◆ Exercise directions
Copy each line below exactly as it appears. Pictures are to be omitted.

Items from an interface collection:
^^^^^^^^^^^^^^^^

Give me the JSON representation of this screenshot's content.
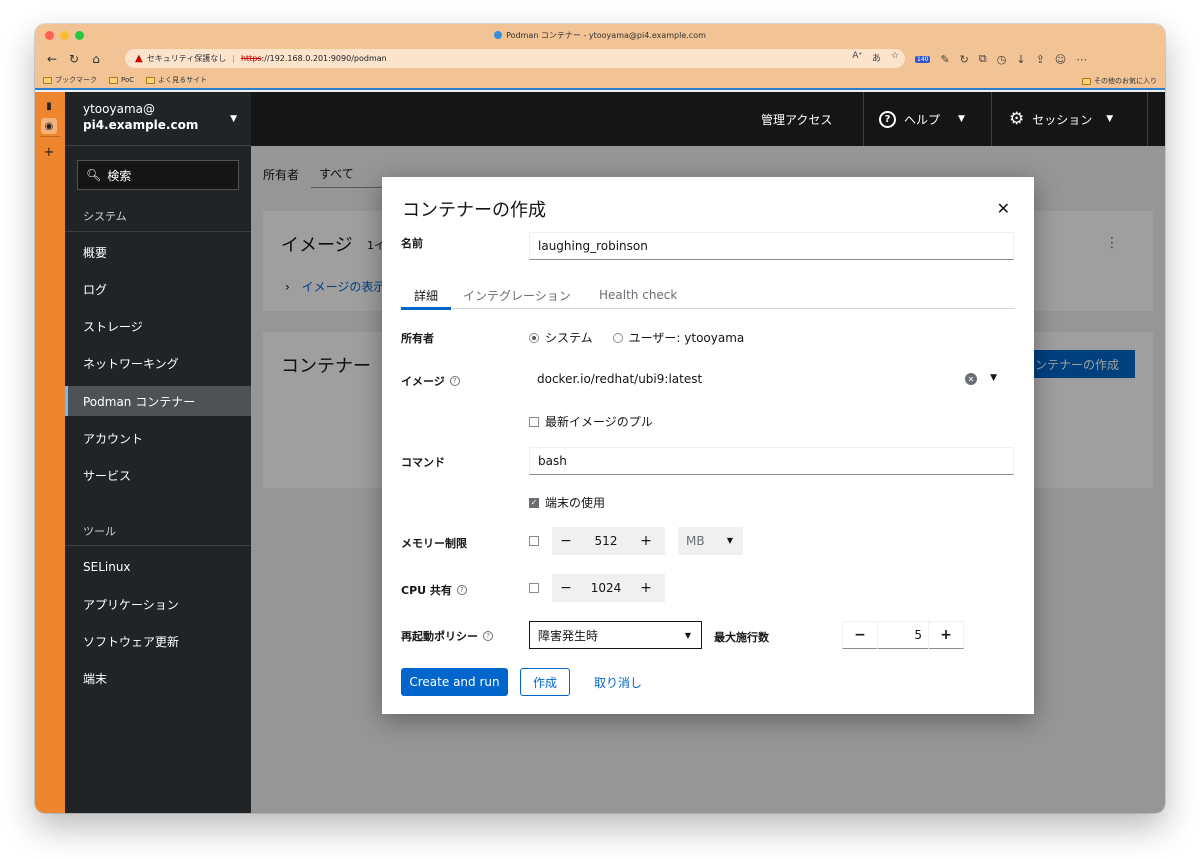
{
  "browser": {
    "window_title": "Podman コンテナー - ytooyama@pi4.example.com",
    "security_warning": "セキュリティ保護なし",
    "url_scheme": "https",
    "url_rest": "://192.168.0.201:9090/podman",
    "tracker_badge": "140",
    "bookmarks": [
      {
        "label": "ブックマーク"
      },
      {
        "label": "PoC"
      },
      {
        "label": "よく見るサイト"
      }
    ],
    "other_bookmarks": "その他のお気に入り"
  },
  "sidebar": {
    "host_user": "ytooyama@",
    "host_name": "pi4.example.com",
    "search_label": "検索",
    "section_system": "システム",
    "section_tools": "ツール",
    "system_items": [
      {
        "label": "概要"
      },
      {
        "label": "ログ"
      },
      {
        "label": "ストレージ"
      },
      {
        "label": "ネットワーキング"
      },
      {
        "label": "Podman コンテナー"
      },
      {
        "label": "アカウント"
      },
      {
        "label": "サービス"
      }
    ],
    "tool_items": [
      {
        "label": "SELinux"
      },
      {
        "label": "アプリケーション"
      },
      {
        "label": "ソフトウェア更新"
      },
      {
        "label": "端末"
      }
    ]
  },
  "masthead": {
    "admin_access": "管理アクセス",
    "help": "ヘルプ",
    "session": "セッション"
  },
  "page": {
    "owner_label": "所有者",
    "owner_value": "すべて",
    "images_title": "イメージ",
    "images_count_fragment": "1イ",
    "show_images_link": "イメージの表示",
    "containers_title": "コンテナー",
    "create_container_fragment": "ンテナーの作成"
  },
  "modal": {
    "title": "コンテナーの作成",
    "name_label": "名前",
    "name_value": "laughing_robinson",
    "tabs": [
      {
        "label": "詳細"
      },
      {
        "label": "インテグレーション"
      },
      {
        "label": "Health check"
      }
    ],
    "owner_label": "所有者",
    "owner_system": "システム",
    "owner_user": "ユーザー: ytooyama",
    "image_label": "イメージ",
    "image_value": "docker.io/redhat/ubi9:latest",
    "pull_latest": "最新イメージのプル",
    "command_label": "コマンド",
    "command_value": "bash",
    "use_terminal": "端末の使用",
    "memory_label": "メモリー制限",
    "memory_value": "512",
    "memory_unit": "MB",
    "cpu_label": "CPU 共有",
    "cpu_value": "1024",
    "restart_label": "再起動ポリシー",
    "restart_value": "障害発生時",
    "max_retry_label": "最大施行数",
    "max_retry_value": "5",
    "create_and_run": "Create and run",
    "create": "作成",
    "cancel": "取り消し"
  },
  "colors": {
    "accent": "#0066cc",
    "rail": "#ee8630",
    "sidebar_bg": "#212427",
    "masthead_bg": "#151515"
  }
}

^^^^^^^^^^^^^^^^

◆ Problem solution
Give me the JSON representation of this screenshot's content.
{
  "browser": {
    "window_title": "Podman コンテナー - ytooyama@pi4.example.com",
    "security_warning": "セキュリティ保護なし",
    "url_scheme": "https",
    "url_rest": "://192.168.0.201:9090/podman",
    "tracker_badge": "140",
    "bookmarks": [
      {
        "label": "ブックマーク"
      },
      {
        "label": "PoC"
      },
      {
        "label": "よく見るサイト"
      }
    ],
    "other_bookmarks": "その他のお気に入り"
  },
  "sidebar": {
    "host_user": "ytooyama@",
    "host_name": "pi4.example.com",
    "search_label": "検索",
    "section_system": "システム",
    "section_tools": "ツール",
    "system_items": [
      {
        "label": "概要"
      },
      {
        "label": "ログ"
      },
      {
        "label": "ストレージ"
      },
      {
        "label": "ネットワーキング"
      },
      {
        "label": "Podman コンテナー"
      },
      {
        "label": "アカウント"
      },
      {
        "label": "サービス"
      }
    ],
    "tool_items": [
      {
        "label": "SELinux"
      },
      {
        "label": "アプリケーション"
      },
      {
        "label": "ソフトウェア更新"
      },
      {
        "label": "端末"
      }
    ]
  },
  "masthead": {
    "admin_access": "管理アクセス",
    "help": "ヘルプ",
    "session": "セッション"
  },
  "page": {
    "owner_label": "所有者",
    "owner_value": "すべて",
    "images_title": "イメージ",
    "images_count_fragment": "1イ",
    "show_images_link": "イメージの表示",
    "containers_title": "コンテナー",
    "create_container_fragment": "ンテナーの作成"
  },
  "modal": {
    "title": "コンテナーの作成",
    "name_label": "名前",
    "name_value": "laughing_robinson",
    "tabs": [
      {
        "label": "詳細"
      },
      {
        "label": "インテグレーション"
      },
      {
        "label": "Health check"
      }
    ],
    "owner_label": "所有者",
    "owner_system": "システム",
    "owner_user": "ユーザー: ytooyama",
    "image_label": "イメージ",
    "image_value": "docker.io/redhat/ubi9:latest",
    "pull_latest": "最新イメージのプル",
    "command_label": "コマンド",
    "command_value": "bash",
    "use_terminal": "端末の使用",
    "memory_label": "メモリー制限",
    "memory_value": "512",
    "memory_unit": "MB",
    "cpu_label": "CPU 共有",
    "cpu_value": "1024",
    "restart_label": "再起動ポリシー",
    "restart_value": "障害発生時",
    "max_retry_label": "最大施行数",
    "max_retry_value": "5",
    "create_and_run": "Create and run",
    "create": "作成",
    "cancel": "取り消し"
  },
  "colors": {
    "accent": "#0066cc",
    "rail": "#ee8630",
    "sidebar_bg": "#212427",
    "masthead_bg": "#151515"
  }
}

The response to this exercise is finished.